Sydney’s housing is now officially more expensive than New York and London
Sydney is the sixth most expensive city in the world in terms of housing, beating New York, London, Paris and Los Angeles, a new report said.
The Sydney commission’s report, released this week, claims that the city’s housing crisis has reached seriously damaging levels. She says it costs the city $10 billion a year in lost talent, productivity and innovation.
Amazingly, an average house in Sydney costs more than 13 times the average salary.
Housing is more than just a short-term crisis: housing is a chronic problem for Sydney and poses a serious long-term threat to the city if nothing is done, says the committee’s CEO, Eamon Waterford.
Mr Waterford said the cost is felt most by young Sydneysiders early in their careers, putting “a handbrake” on opportunities that would have been open to them if housing had been more accessible and affordable.
Sydneysiders are battling one of the toughest housing markets in the world, a new report finds (Photo: A queue at a recent rent inspection)
Sydney is the sixth most expensive city in the world to rent or buy a home
“Unless we take urgent and sustainable action, chronic housing unaffordability will continue to erode Sydney’s competitive position on the global stage and our city’s long-term economic success,” he said.
The think tank said young people were leaving the city en masse for cheaper locations or were less productive because they could not finance suitable housing near their work.
The report identified $1.5 billion in lost talent due to emigration and reduced attractiveness, in addition to $6.8 billion in lost productivity and $2.9 billion in reduced innovation, including fewer patents and start-ups.

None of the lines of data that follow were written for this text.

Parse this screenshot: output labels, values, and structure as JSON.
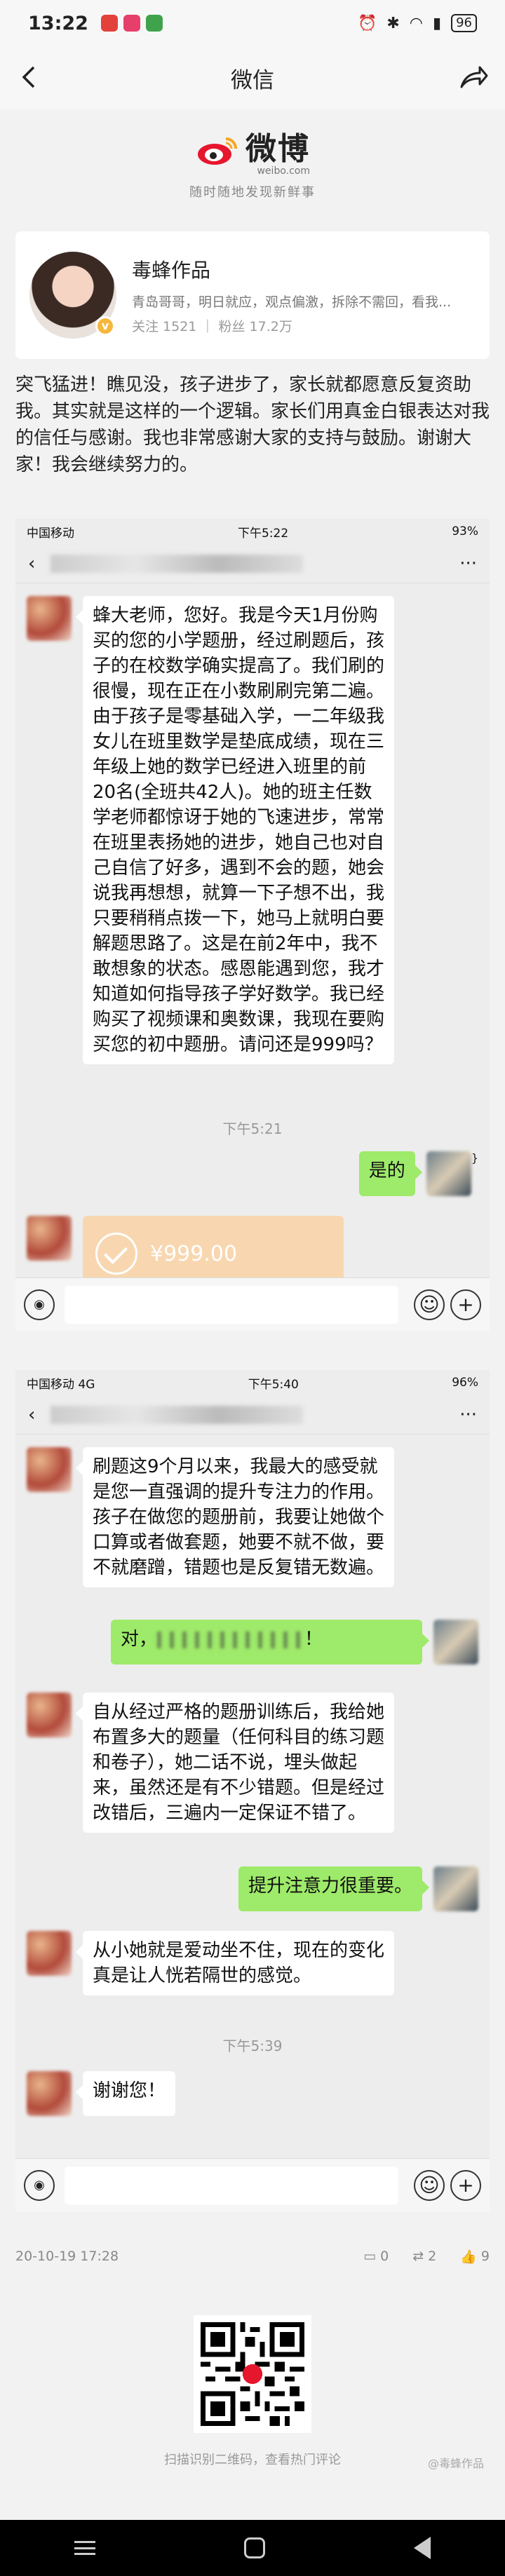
{
  "status": {
    "time": "13:22",
    "battery": "96"
  },
  "nav": {
    "title": "微信"
  },
  "weibo": {
    "name": "微博",
    "domain": "weibo.com",
    "slogan": "随时随地发现新鲜事"
  },
  "profile": {
    "name": "毒蜂作品",
    "desc": "青岛哥哥，明日就应，观点偏激，拆除不需回，看我...",
    "stats": "关注 1521 ｜ 粉丝 17.2万"
  },
  "post": {
    "text": "突飞猛进！瞧见没，孩子进步了，家长就都愿意反复资助我。其实就是这样的一个逻辑。家长们用真金白银表达对我的信任与感谢。我也非常感谢大家的支持与鼓励。谢谢大家！我会继续努力的。"
  },
  "chat1": {
    "status_left": "中国移动",
    "status_time": "下午5:22",
    "status_right": "93%",
    "msg1": "蜂大老师，您好。我是今天1月份购买的您的小学题册，经过刷题后，孩子的在校数学确实提高了。我们刷的很慢，现在正在小数刷刷完第二遍。由于孩子是零基础入学，一二年级我女儿在班里数学是垫底成绩，现在三年级上她的数学已经进入班里的前20名(全班共42人)。她的班主任数学老师都惊讶于她的飞速进步，常常在班里表扬她的进步，她自己也对自己自信了好多，遇到不会的题，她会说我再想想，就算一下子想不出，我只要稍稍点拨一下，她马上就明白要解题思路了。这是在前2年中，我不敢想象的状态。感恩能遇到您，我才知道如何指导孩子学好数学。我已经购买了视频课和奥数课，我现在要购买您的初中题册。请问还是999吗？",
    "time2": "下午5:21",
    "reply1": "是的",
    "transfer": "¥999.00"
  },
  "chat2": {
    "status_left": "中国移动 4G",
    "status_time": "下午5:40",
    "status_right": "96%",
    "msg1": "刷题这9个月以来，我最大的感受就是您一直强调的提升专注力的作用。孩子在做您的题册前，我要让她做个口算或者做套题，她要不就不做，要不就磨蹭，错题也是反复错无数遍。",
    "reply1a": "对，",
    "reply1b": "！",
    "msg2": "自从经过严格的题册训练后，我给她布置多大的题量（任何科目的练习题和卷子），她二话不说，埋头做起来，虽然还是有不少错题。但是经过改错后，三遍内一定保证不错了。",
    "reply2": "提升注意力很重要。",
    "msg3": "从小她就是爱动坐不住，现在的变化真是让人恍若隔世的感觉。",
    "time": "下午5:39",
    "msg4": "谢谢您！"
  },
  "footer": {
    "date": "20-10-19 17:28",
    "comments": "0",
    "reposts": "2",
    "likes": "9",
    "qr_caption": "扫描识别二维码，查看热门评论",
    "watermark": "@毒蜂作品"
  }
}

Rent availability and affordability are also at crisis levels, with 35.3 per cent of tenant households in Sydney experiencing rent stress, meaning they pay more than 30 per cent of monthly income in housing costs.
The report recommended three key measures to solve the problem, starting with the introduction of an inclusive destination goal, to provide affordable housing in new developments across all redevelopments.
Huge lines of Sydneysiders have recently lined up to inspect an apartment in Randwick
It also advised the government to invest in building much more social and affordable housing, and to significantly increase the supply of quality housing, with good access to transport, open spaces, schools, childcare, shops and other services.
“We can’t fix this overnight, but we can commit to the bold, courageous long-term program needed to put Sydney’s chronic housing crisis into remission,” said Mr Waterford.
Sydney is in quite a large business, with Hong Kong (pictured) being the most expensive
San Francisco is the second most expensive city in the world to rent or buy a house or apartment
Vancouver in Canada is also more expensive than Sydney at number four on the list
The Greens are seizing the analysis that shows most investors prefer existing homes over new construction to advocate for housing reform.
More than 80 percent of investor funding between 2019 and 2023 went to the purchase of existing homes, with the remainder going to the construction and purchase of new homes, according to data from the Australian Bureau of Statistics, reviewed by the Parliamentary Library.
The small party firmly opposes the government’s Housing Australia Future Fund, seeking to squeeze more money for social housing from the budget and push for rent reform.
Greens spokesman Max Chandler-Mather also maintains his call for a rent freeze as a sticking point in government negotiations, something state and territory governments have ruled out.
The government and economists have rejected the proposed rent freeze, saying it would affect supply by driving investors out of the market.
Mr Chandler-Mather said the fact that such a small proportion of investment went into boosting supply means the government’s argument over supply does not hold water.
“The bottom line is that if we want to tackle this housing crisis, we have to freeze and limit rent increases,” he said.
The Greens also want to phase out negative gearing and reduce capital gains tax breaks.